# Records for the exercise:
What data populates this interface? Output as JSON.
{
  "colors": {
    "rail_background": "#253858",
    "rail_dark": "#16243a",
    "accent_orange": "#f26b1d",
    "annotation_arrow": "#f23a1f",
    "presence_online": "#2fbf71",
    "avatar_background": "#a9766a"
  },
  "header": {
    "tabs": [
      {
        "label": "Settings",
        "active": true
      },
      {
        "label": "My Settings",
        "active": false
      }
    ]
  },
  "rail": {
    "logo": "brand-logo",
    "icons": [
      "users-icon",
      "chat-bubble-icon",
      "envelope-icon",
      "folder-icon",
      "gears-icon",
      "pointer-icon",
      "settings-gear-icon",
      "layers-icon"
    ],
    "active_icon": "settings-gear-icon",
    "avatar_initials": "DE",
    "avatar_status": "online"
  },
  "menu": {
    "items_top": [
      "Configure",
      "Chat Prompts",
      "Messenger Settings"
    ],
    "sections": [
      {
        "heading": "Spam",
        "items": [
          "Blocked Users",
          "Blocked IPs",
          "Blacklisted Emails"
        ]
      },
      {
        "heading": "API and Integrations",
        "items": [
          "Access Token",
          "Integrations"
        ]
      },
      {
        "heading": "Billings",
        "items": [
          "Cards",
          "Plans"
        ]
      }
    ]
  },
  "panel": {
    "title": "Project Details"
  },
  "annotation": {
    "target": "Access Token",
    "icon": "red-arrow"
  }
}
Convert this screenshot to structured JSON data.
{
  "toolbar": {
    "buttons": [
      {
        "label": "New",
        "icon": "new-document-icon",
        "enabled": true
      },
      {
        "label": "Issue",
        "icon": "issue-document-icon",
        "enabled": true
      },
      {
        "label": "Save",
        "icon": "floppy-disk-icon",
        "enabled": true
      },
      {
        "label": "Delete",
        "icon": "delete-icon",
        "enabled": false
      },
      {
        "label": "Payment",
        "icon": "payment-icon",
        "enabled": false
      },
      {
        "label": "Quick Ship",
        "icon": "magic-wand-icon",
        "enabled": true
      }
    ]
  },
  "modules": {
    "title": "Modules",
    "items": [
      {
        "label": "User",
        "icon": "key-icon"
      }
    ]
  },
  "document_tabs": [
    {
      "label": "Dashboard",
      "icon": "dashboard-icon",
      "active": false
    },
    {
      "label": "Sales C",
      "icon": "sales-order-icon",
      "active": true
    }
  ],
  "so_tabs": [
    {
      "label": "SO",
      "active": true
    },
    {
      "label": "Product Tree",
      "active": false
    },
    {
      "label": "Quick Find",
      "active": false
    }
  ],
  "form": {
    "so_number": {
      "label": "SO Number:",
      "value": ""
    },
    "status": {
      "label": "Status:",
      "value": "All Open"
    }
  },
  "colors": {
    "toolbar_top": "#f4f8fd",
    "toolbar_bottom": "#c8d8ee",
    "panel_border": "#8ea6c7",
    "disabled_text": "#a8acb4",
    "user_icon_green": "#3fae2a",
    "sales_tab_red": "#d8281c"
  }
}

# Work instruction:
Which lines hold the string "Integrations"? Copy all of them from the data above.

# Expected answer:
        "heading": "API and Integrations",
          "Integrations"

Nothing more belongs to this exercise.